Some turn to software-only PACS, but others doubt any advantage

October 9, 2000

A trend toward software-only PACS has emerged in the past few months. Software-only PACS permit healthcare institutions to leverage their internal investments in desktop PCs and ultimately install PACS more economically. In September, for instance,

A trend toward software-only PACS has emerged in the past few months. Software-only PACS permit healthcare institutions to leverage their internal investments in desktop PCs and ultimately install PACS more economically.

In September, for instance, Texas Health Resources (THR), the largest integrated nonprofit healthcare organization in Texas, selected Fuji Medical Systems' Synapse software-only PACS as its enterprise-wide source for image and information management. This approach allowed THR to install Synapse software without requiring supplementary hardware components, enjoying the benefits of PACS while minimizing capital expenditures.

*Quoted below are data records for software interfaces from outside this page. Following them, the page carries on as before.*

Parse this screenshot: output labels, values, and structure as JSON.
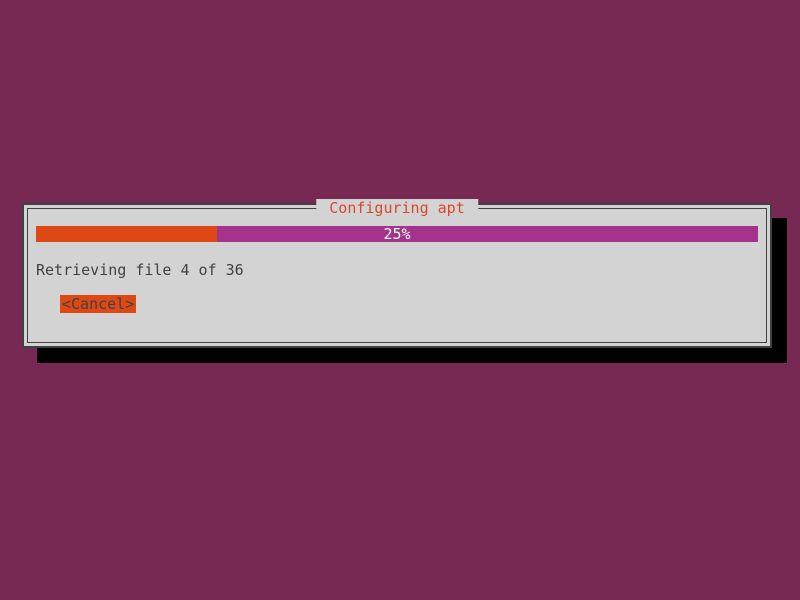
{
  "dialog": {
    "title": " Configuring apt ",
    "progress_percent": 25,
    "progress_label": "25%",
    "status": "Retrieving file 4 of 36",
    "cancel_label": "<Cancel>"
  }
}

"I think this is the way PACS will go in the future, because hardware becomes more of a commodity," said Peter McLennan, national marketing manager, Imaging and Information Networks, Fuji Medical Systems. "The true value is in the software."

This variation of the complex PACS world started to become popular when customers began wondering whether the cost of PACS could be reduced if they purchased their own hardware. Fuji now has 30 software-only PACS clients, according to McLennan.

Other big vendors aren't so sure there's always an advantage to a software-only approach.

"What our customers have learned in the last year is that you don't save much money if you buy hardware yourself," said Dean Kaufman, director of Strategic Marketing for Agfa.

"Vendors can get hardware less expensive than any one site can," he said. "Companies buy in volume, with negotiated discounts. Many hardware vendors - monitor, display card, and server vendors - don't even sell to end users. They only do B2B."

Sometimes, buying groups can help.

"Most big or even medium size institutions are members of buying groups," Kaufman said. "They actually get better prices than what we get. And they can pick the equipment they want."

Hardware costs aside, one factor that does limit software-only candidacy is the need for an information technology department.

"It's really not so much the size of the institution, but the internal talent that it has," McLennan said. "If it doesn't have an IT department, we wouldn't recommend a software-only approach. Healthcare institutions are becoming much more savvy about IT."

Smaller hospitals without large IT infrastructures wouldn't be helped by software-only PACS, said Henri "Rik" Primo, director of new business development for Siemens Medical Systems.

"Small hospitals ask vendors for an integrated turnkey system," he said. "They don't want to be bothered because they don't have the support staff."